Companies in both the U.S. and Europe are forging ahead with technology demonstrations for unmanned combat air vehicles (UCAV), but the military has yet to establish exactly what it wants from its future UCAVS. While this question remains unanswered, the development of production UCAVs will be delayed and budgets withheld.
Planners drawing up concepts of operations for UCAVs are being bombarded by many influences that often are conflicting. Current operational experience from Afghanistan and Iraq is also playing a large part in defining future UCAV missions. Among the problems facing planners is simply the scale of the technological promises being offered by the UCAV, and whether these promises can translate into a mature product on time. What began as a stealthy, short-range vehicle for one-off attacks in a high-threat environment–as typified by the SEAD (suppression of enemy air defenses) mission–has now changed to a vehicle that offers long endurance in battle zones much farther away than originally envisioned, in turn allowing it to adopt other missions, such as electronic attack and ISR (intelligence, surveillance, reconnaissance).
One of the chief benefits of an unmanned system is “digital acuity,” or the ability of the system to remain as sharp after 30-plus hours of flight as it was when it took off.
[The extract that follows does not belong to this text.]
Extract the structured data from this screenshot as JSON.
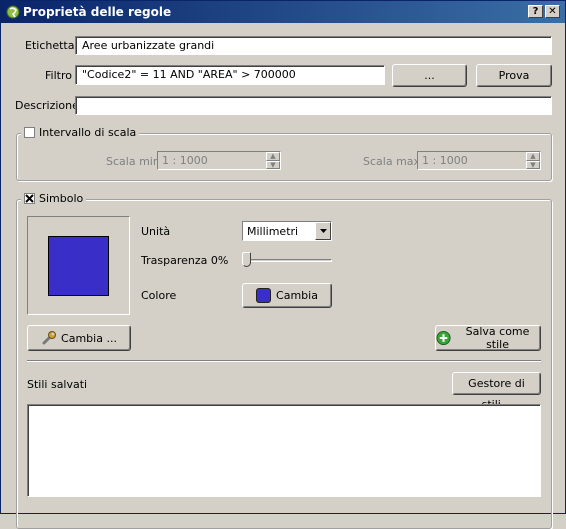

To leverage this advantage implies that UCAVs must grow larger so that they can fly for longer periods, carry more weapons for increased combat persistence and be equipped with more capable sensors for ISR tasks.
U.S. Air Force experience over Afghanistan has reinforced the need for longer range, while current close-air-support missions over Iraq highlight the need for persistence over the target area, especially in the ISR and close-air-support roles. In addition to increasing the size of the UCAV, designers must develop automated in-flight refueling to satisfy range/endurance needs.
There are many other challenges: the UCAV must be fully integrated into the emerging transformational communication architecture–or networkcentric warfare. This implies the provision of much greater data-flow rates for command and control purposes, to serve ISR and targeting needs, and to deconflict UCAVs from manned aircraft. But increased communications conflict inherently with the stealth properties of the UCAV.
Deconfliction from manned “friendlies” remains one of the key challenges to planners, especially as the need for dynamic, time-sensitive targeting increases in importance. Corridors or altitude bands can easily be assigned to the UCAV for preplanned missions, but if the vehicle is being dynamically tasked then deconfliction has to be handled equally dynamically.
Furthermore, it is not just the vehicles that have to be deconflicted, it is also the weapons they are releasing. If, say, UCAVs are operating at high altitude, any weapons they launch will have to fall through the airspace below, which may be occupied by manned aircraft. Current deconfliction tracking systems require continuous datalinking, which by its nature imposes stealth issues.
To establish definitive requirements most effectively, the USAF has introduced the CRRA (capabilities review and risk assessment), a process that shifts the emphasis of procurement decision-making from a program-by-program basis to a capabilities- based review focused on the effects such capabilities bring to the battle. For the USAF, under CRRA, a short-term plan is beginning to crystallize for a vehicle that focuses on SEAD. Developers are also exploring additional mission areas such as ISR and communications relay, but an overall decision that narrows the vehicle requirements is needed soon if the UCAV program is to stay on track.
In the longer term, the USAF is studying concepts such as an “Arsenal UCAV”–a long-range B-2-size vehicle that can loiter with a heavy weapons load for a period of perhaps 100 hours, and a “Loyal Wingman” vehicle that can be fully integrated into a flight of manned aircraft to augment the number and type of weapons available.